Entries from a dataset of interfaces:
────────────────
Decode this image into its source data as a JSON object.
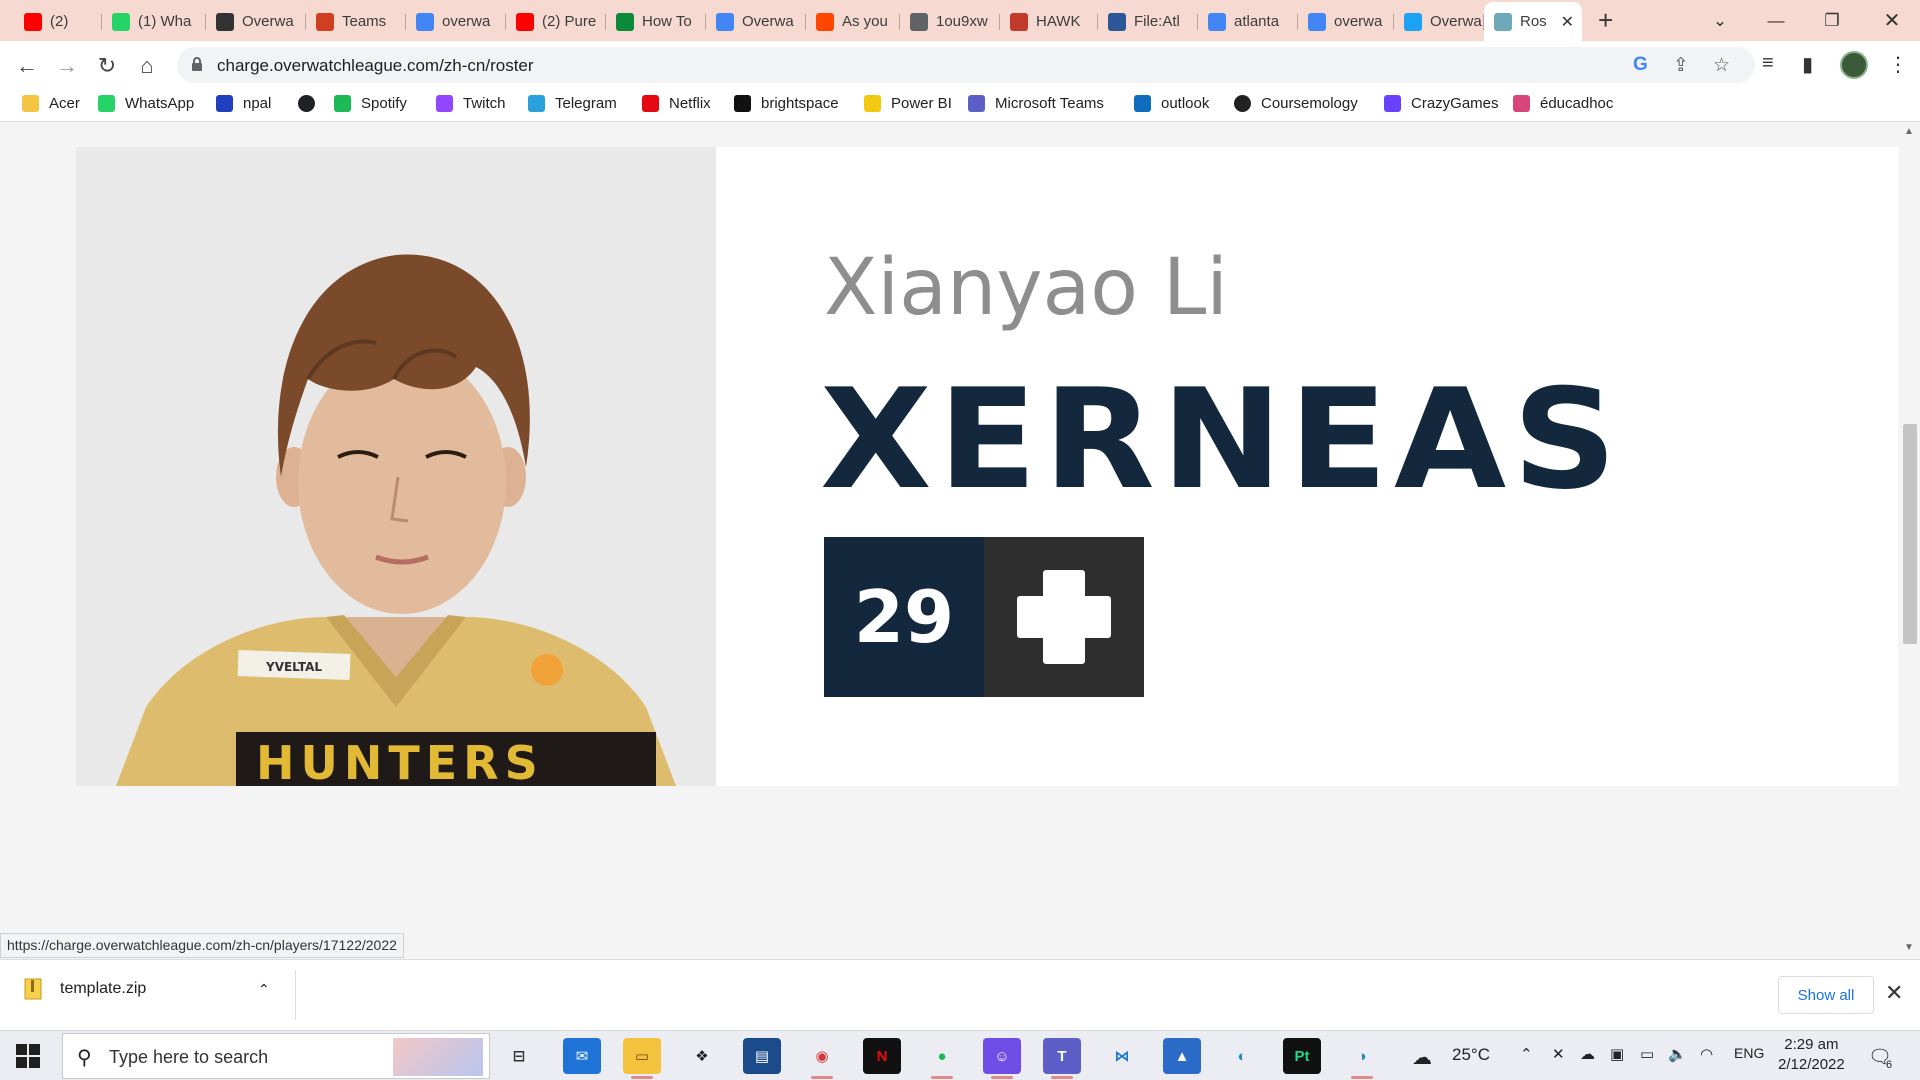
{
  "tabs": [
    {
      "label": "(2)",
      "color": "#ff0000",
      "icon": "youtube-icon"
    },
    {
      "label": "(1) Wha",
      "color": "#25d366",
      "icon": "whatsapp-icon"
    },
    {
      "label": "Overwa",
      "color": "#333333",
      "icon": "overwatch-icon"
    },
    {
      "label": "Teams",
      "color": "#d04020",
      "icon": "teams-flag-icon"
    },
    {
      "label": "overwa",
      "color": "#4285f4",
      "icon": "google-icon"
    },
    {
      "label": "(2) Pure",
      "color": "#ff0000",
      "icon": "youtube-icon"
    },
    {
      "label": "How To",
      "color": "#0a8a3a",
      "icon": "wikihow-icon"
    },
    {
      "label": "Overwa",
      "color": "#4285f4",
      "icon": "google-icon"
    },
    {
      "label": "As you",
      "color": "#ff4500",
      "icon": "reddit-icon"
    },
    {
      "label": "1ou9xw",
      "color": "#5f6368",
      "icon": "globe-icon"
    },
    {
      "label": "HAWK",
      "color": "#c0392b",
      "icon": "hawk-icon"
    },
    {
      "label": "File:Atl",
      "color": "#2b5797",
      "icon": "wiki-file-icon"
    },
    {
      "label": "atlanta",
      "color": "#4285f4",
      "icon": "google-icon"
    },
    {
      "label": "overwa",
      "color": "#4285f4",
      "icon": "google-icon"
    },
    {
      "label": "Overwa",
      "color": "#1da1f2",
      "icon": "twitter-icon"
    },
    {
      "label": "Ros",
      "color": "#6fa8b8",
      "icon": "charge-icon",
      "active": true
    }
  ],
  "toolbar": {
    "url": "charge.overwatchleague.com/zh-cn/roster"
  },
  "bookmarks": [
    {
      "label": "Acer",
      "color": "#f4c542",
      "icon": "folder-icon"
    },
    {
      "label": "WhatsApp",
      "color": "#25d366",
      "icon": "whatsapp-icon"
    },
    {
      "label": "npal",
      "color": "#1f3fbf",
      "icon": "npal-icon"
    },
    {
      "label": "",
      "color": "#202124",
      "icon": "globe-icon"
    },
    {
      "label": "Spotify",
      "color": "#1db954",
      "icon": "spotify-icon"
    },
    {
      "label": "Twitch",
      "color": "#9146ff",
      "icon": "twitch-icon"
    },
    {
      "label": "Telegram",
      "color": "#2aa1da",
      "icon": "telegram-icon"
    },
    {
      "label": "Netflix",
      "color": "#e50914",
      "icon": "netflix-icon"
    },
    {
      "label": "brightspace",
      "color": "#111111",
      "icon": "np-icon"
    },
    {
      "label": "Power BI",
      "color": "#f2c811",
      "icon": "powerbi-icon"
    },
    {
      "label": "Microsoft Teams",
      "color": "#5b5fc7",
      "icon": "teams-icon"
    },
    {
      "label": "outlook",
      "color": "#0f6cbd",
      "icon": "outlook-icon"
    },
    {
      "label": "Coursemology",
      "color": "#222222",
      "icon": "coursemology-icon"
    },
    {
      "label": "CrazyGames",
      "color": "#6842ff",
      "icon": "crazygames-icon"
    },
    {
      "label": "éducadhoc",
      "color": "#d8457a",
      "icon": "educadhoc-icon"
    }
  ],
  "player": {
    "real_name": "Xianyao Li",
    "handle": "XERNEAS",
    "number": "29",
    "role_icon": "support-plus-icon",
    "jersey_name": "YVELTAL",
    "jersey_text": "HUNTERS"
  },
  "status_url": "https://charge.overwatchleague.com/zh-cn/players/17122/2022",
  "downloads": {
    "file_name": "template.zip",
    "show_all": "Show all"
  },
  "taskbar": {
    "search_placeholder": "Type here to search",
    "temperature": "25°C",
    "language": "ENG",
    "time": "2:29 am",
    "date": "2/12/2022",
    "notification_count": "6"
  },
  "colors": {
    "brand_navy": "#13283d",
    "role_dark": "#2e2e2e",
    "jersey_yellow": "#e0c070"
  }
}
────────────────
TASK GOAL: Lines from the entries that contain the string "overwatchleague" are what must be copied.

RESULT OF THE TASK:
    "url": "charge.overwatchleague.com/zh-cn/roster"
  "status_url": "https://charge.overwatchleague.com/zh-cn/players/17122/2022",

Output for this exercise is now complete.